Singapore Air posts RM3.5b loss as traffic plunges 99.5%

Global air traffic has plunged and the situation is particularly dire for the likes of Singapore Airlines as it has no domestic market to fall back on

SINGAPORE • Singapore Airlines Ltd posted its biggest quarterly loss on record as the coronavirus left it flying less than 1% of its usual number of passengers.

The net loss in the three months to June was S$1.12 billion (RM3.45 billion), compared to net income of S$111 million a year earlier, the carrier said in a statement yesterday. Sales dropped 79% to S$851 million and traffic measured by revenue passenger kilometres sank 99.5%.

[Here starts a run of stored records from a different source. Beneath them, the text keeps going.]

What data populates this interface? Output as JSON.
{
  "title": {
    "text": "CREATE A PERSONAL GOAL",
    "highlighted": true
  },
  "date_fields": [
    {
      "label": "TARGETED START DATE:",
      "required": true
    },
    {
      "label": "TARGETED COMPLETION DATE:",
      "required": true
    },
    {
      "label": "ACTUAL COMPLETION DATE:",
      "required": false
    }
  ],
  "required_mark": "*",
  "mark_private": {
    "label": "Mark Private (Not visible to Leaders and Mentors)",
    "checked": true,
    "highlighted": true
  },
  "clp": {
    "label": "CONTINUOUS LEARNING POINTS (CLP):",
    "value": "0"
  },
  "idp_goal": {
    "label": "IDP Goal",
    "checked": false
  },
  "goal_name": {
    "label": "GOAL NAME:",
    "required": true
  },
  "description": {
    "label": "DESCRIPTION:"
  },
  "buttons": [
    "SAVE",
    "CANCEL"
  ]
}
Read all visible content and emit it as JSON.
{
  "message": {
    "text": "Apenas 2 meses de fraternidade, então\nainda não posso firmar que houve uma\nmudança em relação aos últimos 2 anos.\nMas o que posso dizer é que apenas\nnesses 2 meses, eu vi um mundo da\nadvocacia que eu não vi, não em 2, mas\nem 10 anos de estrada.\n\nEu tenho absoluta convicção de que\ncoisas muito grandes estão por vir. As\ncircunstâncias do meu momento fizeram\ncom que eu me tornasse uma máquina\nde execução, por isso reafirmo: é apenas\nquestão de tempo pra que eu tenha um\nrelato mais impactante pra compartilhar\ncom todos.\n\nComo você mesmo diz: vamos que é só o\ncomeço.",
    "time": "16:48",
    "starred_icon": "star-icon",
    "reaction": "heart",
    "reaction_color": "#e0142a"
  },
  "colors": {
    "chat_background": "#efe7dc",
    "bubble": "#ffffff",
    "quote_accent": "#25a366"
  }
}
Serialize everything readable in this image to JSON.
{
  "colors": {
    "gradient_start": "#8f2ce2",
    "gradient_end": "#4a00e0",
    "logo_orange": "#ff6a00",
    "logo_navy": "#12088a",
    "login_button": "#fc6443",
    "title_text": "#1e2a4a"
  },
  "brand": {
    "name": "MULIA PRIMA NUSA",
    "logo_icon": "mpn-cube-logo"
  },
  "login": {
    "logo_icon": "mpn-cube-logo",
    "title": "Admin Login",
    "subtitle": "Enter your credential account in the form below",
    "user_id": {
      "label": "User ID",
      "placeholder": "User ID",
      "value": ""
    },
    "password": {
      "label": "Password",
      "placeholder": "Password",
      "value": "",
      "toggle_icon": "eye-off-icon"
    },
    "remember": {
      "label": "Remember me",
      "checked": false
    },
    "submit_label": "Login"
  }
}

Air traffic around the world has plunged because of tight border controls and a reluctance to travel during the pandemic. The International Air Transport Association said on Tuesday that the airline industry is unlikely to fully recover before 2024. The situation is particularly dire for the likes of Singapore Airlines as it has no domestic market to fall back on.

Singapore Airlines said its passenger capacity may still be less than half pre-coronavirus levels by the end of its fiscal year next March, and that the recovery in international travel is slower than initially expected.

The carrier’s fuel hedging policy led to a S$535 million loss in the quarter, while there was also a S$127 million hit from the liquidation of NokScoot Airlines Co Ltd. Singapore Airlines owned a 49% stake in the low-cost Thai carrier that collapsed in June.

Singapore Airlines scaled back its network to just 14 cities in the quarter, before increasing it to 24 by the end of June. Its SilkAir unit ceased all operations temporarily except for flights to Chongqing, China, and has indefinitely suspended flights to the Thai resort island of Koh Samui. Low-cost unit Scoot operated a minimal network to cities including Hong Kong and Perth.

Passenger capacity at the end of the second quarter is forecast to be about 7% of the level before Covid-19. Out of a fleet of 213 passenger aircraft, only 32 are being deployed for passenger services, the airline said.

Singapore Airlines is reviewing its network and fleet, which is likely to lead to a material impairment of its older aircraft, particularly the Airbus SE’s A380, accounting for about S$1 billion, the company said. It expects to complete the review by the end of the current quarter.

The airline said it has reached an agreement with Airbus on adjusting aircraft deliveries and payments, though it didn’t provide details. It is still in talks with Boeing Co.

Singapore Airlines’ shares fell 1.1% to close at S$3.53 before the earnings release. They’ve slumped 45% this year, among the worst on a Bloomberg gauge of carriers in the Asia-Pacific region. — Bloomberg